Oh, I was doing so well. It's been a beautiful few days and I've been taking the opportunity to get outside, watch some sport, enjoy the sunshine and generally not get upset or offended by anything. Of course, then I happened to flick briefly through the liberal press, and at the risk of mixing my metaphors, I discovered a proverbial turd in the ointment.
Enter Oliver Letwin, Conservative MP for West Dorset. This craven Thatcherite relic, exposed by his regressive plans for local government as far back as 2001 when he occupied the position of Shadow Chancellor of the Exchequer, has already been a policy leader in the government's proposed breakup of the NHS. If that were not in itself a reason to despise him, he has now attacked those very workers who are responsible for ensuring that the country's most essential services are delivered for the benefit of those who need them the most.
The Guardian yesterday reported Mr Letwin as having said the following:
"You can't have room for innovation and the pressure for excellence without having some real discipline and some fear on the part of the providers that things may go wrong if they don't live up to the aims that society as a whole is demanding of them."
Firstly let us bear in mind that Mr Letwin is a banker, and by extension of his profession, can probably teach us all something about letting society down. We should also bear in mind that he went into hiding in 2001 as a result of his disastrous work on that year's Conservative election campaign. Yet, in a manner contrary to his own suggestion that failure should carry consequences, he has now risen phoenix-like to a position specially created for him in the Cabinet Office.

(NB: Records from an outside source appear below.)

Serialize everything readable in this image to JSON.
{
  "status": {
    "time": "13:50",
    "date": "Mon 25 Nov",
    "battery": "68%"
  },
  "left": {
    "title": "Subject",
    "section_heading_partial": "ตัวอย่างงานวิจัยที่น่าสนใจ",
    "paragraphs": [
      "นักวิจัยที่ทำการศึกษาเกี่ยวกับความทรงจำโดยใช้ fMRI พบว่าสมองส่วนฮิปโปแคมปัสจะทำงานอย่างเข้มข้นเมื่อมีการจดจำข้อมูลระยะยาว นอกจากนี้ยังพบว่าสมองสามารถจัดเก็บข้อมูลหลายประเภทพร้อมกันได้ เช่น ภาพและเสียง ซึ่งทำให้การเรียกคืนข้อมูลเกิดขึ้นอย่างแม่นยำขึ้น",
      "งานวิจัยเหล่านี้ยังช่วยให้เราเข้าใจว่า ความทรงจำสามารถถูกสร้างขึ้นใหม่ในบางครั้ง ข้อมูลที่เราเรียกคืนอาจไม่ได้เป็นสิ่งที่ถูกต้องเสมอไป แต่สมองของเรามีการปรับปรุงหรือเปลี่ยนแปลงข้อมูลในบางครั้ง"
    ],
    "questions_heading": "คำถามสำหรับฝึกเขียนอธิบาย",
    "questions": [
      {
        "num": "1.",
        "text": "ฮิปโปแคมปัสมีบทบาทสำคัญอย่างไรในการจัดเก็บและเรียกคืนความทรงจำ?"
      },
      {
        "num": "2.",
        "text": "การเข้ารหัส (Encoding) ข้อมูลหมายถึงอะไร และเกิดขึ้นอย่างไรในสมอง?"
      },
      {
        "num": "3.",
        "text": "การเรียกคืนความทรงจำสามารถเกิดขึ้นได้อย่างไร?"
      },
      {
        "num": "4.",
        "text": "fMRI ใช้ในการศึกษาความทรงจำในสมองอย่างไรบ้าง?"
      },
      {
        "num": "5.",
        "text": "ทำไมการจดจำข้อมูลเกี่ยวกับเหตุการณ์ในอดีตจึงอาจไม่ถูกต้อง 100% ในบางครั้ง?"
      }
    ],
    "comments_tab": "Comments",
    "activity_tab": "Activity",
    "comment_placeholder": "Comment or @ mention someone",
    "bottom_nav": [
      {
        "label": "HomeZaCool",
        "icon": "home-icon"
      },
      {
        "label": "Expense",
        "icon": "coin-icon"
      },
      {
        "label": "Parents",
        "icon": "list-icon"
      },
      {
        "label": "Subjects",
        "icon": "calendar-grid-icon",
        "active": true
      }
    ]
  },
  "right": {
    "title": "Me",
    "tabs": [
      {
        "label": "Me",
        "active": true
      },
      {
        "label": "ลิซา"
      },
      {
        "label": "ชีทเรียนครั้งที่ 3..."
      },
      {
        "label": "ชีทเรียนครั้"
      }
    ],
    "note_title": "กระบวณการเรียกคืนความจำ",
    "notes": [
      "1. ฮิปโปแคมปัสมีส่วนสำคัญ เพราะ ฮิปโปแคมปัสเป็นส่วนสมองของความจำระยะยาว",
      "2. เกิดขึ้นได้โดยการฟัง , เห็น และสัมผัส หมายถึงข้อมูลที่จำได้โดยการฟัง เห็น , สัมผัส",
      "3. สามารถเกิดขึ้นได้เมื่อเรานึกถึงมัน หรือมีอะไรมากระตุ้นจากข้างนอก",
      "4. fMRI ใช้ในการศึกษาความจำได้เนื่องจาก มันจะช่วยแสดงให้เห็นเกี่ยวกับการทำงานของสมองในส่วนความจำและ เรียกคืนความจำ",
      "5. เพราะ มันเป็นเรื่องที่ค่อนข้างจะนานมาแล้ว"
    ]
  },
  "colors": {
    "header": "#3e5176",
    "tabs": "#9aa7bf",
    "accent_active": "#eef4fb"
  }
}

It is also worth mentioning that Mr Letwin's ill-advised comments were made at a report launch at the headquarters of KPMG, a private consultancy firm that has been among the first to benefit from tendered NHS contracts. In these times of cuts to health and social care budgets, I'm comforted to know that consultancy firms are still raking in hard-earned money from the taxpayer. As everyone familiar with consultancy firms knows, they rarely recommend that you waste less money on consultants.
I could go on and on about how Letwin is a figurehead in a government whose policies are in no way ameliorating the UK's perilous financial position, or that it is a truly horrible thing to expect fear of joblessness and resultant poverty to act as a motivator for excellence. The reason that this matters so much is that the changes proposed by this Tory-led government will have a massive effect on how the UK develops over the medium to long-term future. It may seem obvious to state, but many of the cuts being made by the coalition are resulting in real hardships for many and the services and expertise being lost are not easily replaceable.
Public sector workers will shake our heads and batten down the hatches. We are used to continual abuse - both from our paymasters and the public we serve. Tomorrow they will attack us again - threaten our conditions, our pay, our pensions, always spreading lies about how much better the service will be when it is being provided by a private firm with a profit margin and absolutely no duty of care. No doubt if he ever needs an ambulance, Mr Letwin would want his privately-paid paramedics to be highly focused on their jobs as a result of his proposed reign of terror. Let's just hope that they're not too scared to go to him in the first place.
Public sector workers - your doctors, nurses, taxmen, binmen, social carers - know that we deliver a great and improving service on a consistent basis, and it is only a flagrant and unforgivable lack of resources from central government that prevent us from improving further. No matter that we are already disciplined enough to put the needs of others above the opportunity to earn higher wages elsewhere. The public sector already feels the fear, and does it anyway.